4. Who will score 4?
Sabrina Ionescu, the No. 4 prospect in the country, is the lone McDonald's All American who remains undeclared. Going into the early signing period, the 5-10 guard who will be representing the West had reportedly narrowed her options to California and Oregon, but Oregon State had also been a strong contender. Has anybody else joined the party?
The superstar at Miramonte (Orinda, California) has a knack for making everyone around her -- coaches and players alike -- better. She's unselfish and ultracompetitive. She has a motor that doesn't stop and superb playmaking skills. Is it any wonder that coaches are lining up to get her signature?
5. Ivy alert!
Jeannie Boehm, a 6-3 forward at New Trier (Winnetka, Illinois), becomes just the second Harvard recruit -- joining Temi Fagbenle from 2011 -- selected to play in the McDonald's All American Games. Boehm is blessed with agility and great hands, and she seems to improve by the day. Her range extends to the 3-point line, and on defense she has great timing and blocks shots with regularity. Hailing from the Chicago suburbs, Boehm is sure to be a crowd favorite on March 30.
6. Invasion of the Terrapins
Maryland coach Brenda Frese assembled the No. 1 signing class in 2016, and three of those future Terps were named McDonald's All Americans. All three are dynamic scorers who know how to win. Destiny Slocum, a point guard from Idaho who will be representing the West, can score in bunches and then set up teammates for an encore. At No. 7, she's the top-ranked prospect in Maryland's class. Kaila Charles, a 5-11 wing from powerhouse Riverdale Baptist in Maryland who will play for the East team, is an explosive athlete who can beat a defender inside or out. Blair Watson of New Jersey joins Charles on the East squad. She's as smooth as can be on the perimeter.
7. Irish duo
Two Notre Dame-bound prospects, Erin Boley and Jackie Young, got the McDonald's call Sunday night. Both can score, score and score some more. Boley, a 6-2 forward and the No. 5 prospect in the country, is approaching the 3,000-point milestone at powerhouse Elizabethtown (Kentucky) and already has grabbed more than 1,000 rebounds.

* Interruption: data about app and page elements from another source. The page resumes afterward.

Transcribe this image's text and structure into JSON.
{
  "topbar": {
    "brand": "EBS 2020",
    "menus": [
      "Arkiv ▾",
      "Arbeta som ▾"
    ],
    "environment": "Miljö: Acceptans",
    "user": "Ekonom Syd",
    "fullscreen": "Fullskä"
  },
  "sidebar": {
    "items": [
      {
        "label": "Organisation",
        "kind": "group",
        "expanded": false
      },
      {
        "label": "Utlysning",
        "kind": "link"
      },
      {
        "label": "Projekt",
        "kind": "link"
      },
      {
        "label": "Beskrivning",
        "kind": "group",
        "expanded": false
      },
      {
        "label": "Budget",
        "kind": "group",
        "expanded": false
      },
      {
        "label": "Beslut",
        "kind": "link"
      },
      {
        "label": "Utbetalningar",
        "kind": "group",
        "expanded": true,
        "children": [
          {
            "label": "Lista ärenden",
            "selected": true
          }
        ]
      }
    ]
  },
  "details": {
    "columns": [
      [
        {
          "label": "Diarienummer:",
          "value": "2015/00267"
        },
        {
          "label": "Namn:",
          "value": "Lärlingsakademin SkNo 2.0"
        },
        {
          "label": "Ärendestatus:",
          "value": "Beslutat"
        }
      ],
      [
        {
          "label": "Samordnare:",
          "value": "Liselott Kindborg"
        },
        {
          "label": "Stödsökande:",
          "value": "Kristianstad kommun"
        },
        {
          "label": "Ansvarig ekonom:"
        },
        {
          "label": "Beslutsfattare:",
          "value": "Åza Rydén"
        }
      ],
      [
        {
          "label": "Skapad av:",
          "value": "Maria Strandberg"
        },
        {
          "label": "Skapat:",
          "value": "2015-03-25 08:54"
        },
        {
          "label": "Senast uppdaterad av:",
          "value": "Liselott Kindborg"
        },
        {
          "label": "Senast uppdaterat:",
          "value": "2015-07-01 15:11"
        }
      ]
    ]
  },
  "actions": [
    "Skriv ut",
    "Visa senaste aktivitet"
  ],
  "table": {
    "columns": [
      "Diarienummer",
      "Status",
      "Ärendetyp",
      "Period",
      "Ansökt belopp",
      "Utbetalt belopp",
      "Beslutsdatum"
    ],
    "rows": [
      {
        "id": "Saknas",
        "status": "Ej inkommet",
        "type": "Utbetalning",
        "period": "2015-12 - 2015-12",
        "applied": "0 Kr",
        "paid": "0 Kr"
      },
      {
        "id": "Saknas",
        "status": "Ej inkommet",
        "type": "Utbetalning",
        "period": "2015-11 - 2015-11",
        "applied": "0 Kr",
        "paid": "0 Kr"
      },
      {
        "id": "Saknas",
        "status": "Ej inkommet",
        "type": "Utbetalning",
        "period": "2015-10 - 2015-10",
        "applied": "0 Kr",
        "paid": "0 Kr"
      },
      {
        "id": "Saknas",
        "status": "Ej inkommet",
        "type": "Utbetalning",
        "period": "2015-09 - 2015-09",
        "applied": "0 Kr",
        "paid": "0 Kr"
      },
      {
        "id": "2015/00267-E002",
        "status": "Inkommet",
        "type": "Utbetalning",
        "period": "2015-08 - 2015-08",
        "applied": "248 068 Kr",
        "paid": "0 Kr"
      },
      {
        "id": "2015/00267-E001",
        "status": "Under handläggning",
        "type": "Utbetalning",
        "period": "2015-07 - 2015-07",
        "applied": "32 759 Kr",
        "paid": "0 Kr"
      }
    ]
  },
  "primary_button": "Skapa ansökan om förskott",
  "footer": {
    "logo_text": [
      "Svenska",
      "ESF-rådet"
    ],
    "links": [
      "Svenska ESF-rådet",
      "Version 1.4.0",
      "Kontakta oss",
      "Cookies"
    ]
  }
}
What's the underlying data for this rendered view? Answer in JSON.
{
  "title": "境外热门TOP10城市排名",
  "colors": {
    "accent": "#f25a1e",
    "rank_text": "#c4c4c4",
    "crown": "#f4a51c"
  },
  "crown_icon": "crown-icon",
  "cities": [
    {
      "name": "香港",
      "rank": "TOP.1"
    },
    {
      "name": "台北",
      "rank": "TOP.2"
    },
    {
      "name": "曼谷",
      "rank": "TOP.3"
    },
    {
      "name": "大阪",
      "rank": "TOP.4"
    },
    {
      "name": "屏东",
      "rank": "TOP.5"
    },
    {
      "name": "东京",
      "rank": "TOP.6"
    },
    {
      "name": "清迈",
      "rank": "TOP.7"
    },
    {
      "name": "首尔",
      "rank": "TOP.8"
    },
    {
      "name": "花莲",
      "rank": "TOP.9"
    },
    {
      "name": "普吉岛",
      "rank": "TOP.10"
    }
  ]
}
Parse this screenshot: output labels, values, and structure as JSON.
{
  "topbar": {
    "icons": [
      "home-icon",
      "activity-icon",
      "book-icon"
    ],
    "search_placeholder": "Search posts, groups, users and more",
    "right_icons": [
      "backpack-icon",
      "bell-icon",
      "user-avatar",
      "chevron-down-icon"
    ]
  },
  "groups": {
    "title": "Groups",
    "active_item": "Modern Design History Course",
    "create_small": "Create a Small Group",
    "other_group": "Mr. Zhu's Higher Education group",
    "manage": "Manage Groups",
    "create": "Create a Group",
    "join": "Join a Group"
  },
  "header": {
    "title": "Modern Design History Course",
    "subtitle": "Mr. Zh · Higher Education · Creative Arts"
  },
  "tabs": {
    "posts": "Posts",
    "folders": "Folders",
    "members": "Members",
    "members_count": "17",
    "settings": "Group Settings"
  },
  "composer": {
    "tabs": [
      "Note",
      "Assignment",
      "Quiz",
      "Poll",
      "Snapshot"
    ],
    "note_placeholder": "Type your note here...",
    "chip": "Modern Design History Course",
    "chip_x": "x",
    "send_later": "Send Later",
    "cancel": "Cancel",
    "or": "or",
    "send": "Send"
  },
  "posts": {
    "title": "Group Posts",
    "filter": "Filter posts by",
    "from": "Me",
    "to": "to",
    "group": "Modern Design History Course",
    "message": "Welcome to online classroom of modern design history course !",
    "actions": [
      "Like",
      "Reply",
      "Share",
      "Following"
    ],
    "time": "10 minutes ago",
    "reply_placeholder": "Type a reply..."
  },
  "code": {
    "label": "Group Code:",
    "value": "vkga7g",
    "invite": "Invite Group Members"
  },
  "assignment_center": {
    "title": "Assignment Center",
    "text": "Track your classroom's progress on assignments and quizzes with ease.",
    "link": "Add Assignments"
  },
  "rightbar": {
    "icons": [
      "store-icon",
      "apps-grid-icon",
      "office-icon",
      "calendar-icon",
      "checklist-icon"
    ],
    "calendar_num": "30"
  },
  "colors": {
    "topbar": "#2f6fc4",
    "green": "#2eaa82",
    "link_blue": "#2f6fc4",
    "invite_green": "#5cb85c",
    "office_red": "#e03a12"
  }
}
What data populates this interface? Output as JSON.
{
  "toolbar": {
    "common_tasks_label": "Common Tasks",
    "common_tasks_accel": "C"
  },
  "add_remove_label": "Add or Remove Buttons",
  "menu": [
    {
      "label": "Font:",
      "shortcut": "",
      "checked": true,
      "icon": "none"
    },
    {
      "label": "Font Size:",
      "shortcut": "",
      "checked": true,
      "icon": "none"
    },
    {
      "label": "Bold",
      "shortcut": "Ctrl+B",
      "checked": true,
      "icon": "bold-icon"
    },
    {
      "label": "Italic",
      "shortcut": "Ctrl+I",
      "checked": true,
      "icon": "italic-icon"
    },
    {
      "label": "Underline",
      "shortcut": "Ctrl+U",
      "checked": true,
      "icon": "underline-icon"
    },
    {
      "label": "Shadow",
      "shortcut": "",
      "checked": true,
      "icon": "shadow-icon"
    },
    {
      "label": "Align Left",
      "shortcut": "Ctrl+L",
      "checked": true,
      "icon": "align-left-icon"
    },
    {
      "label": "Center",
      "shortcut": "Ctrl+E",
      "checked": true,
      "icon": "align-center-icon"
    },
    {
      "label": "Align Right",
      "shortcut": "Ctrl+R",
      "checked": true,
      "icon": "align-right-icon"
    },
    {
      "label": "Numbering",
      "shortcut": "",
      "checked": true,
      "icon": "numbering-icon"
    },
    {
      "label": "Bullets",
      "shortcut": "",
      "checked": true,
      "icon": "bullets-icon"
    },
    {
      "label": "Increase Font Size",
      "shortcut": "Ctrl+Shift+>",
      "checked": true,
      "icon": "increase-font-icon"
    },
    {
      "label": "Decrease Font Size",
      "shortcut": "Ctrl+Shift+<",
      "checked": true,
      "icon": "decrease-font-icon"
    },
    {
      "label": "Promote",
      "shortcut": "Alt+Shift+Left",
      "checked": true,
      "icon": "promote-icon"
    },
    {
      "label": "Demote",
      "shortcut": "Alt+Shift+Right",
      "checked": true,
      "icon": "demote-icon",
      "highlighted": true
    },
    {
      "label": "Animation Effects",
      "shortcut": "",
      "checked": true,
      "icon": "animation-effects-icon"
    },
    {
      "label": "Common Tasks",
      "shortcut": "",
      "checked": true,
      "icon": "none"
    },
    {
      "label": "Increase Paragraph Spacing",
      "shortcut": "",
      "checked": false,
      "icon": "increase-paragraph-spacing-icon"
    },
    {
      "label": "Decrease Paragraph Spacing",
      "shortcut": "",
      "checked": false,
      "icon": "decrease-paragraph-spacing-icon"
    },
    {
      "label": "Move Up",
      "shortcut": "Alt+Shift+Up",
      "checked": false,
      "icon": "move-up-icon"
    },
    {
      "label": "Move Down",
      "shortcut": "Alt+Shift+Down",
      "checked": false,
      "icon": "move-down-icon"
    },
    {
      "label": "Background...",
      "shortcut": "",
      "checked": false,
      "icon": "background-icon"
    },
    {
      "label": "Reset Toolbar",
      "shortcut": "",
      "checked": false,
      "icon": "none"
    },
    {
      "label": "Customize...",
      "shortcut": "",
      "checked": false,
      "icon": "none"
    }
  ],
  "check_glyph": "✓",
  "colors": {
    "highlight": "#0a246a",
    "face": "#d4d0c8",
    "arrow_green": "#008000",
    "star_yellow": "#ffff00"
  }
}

Just last week, Young, a 5-11 guard and the No. 11 prospect in the country, became the all-time leading scorer in Indiana history, breaking the mark set by 2002 McDonald's All American Shanna Zolman. Young, who is superb off the dribble, has scored 3,086 points and counting. We should add that neither Boley nor Young is a stranger to winning. Boley will play for the East and Young will represent the West.
8. The long and short of it
Nancy Mulkey, a 6-9 center who is headed to Oklahoma, is the tallest of the 2016 McDonald's All Americans. But the No. 12 prospect in the nation brings a lot more than height. With supreme shot-blocking skills, Mulkey can change the game, especially on defense.
Crystal Dangerfield, a 5-6 point guard who is headed to Connecticut, is the shortest of the 2016 All Americans. On offense, Dangerfield stays in attack mode all game long. On defense, she's downright pesky. Sound familiar (hint: Moriah Jefferson)? Dangerfield, the No. 3 prospect in the country, is sure to be a crowd favorite in Chicago. She'll join Mulkey on the East squad.
Here are the complete rosters: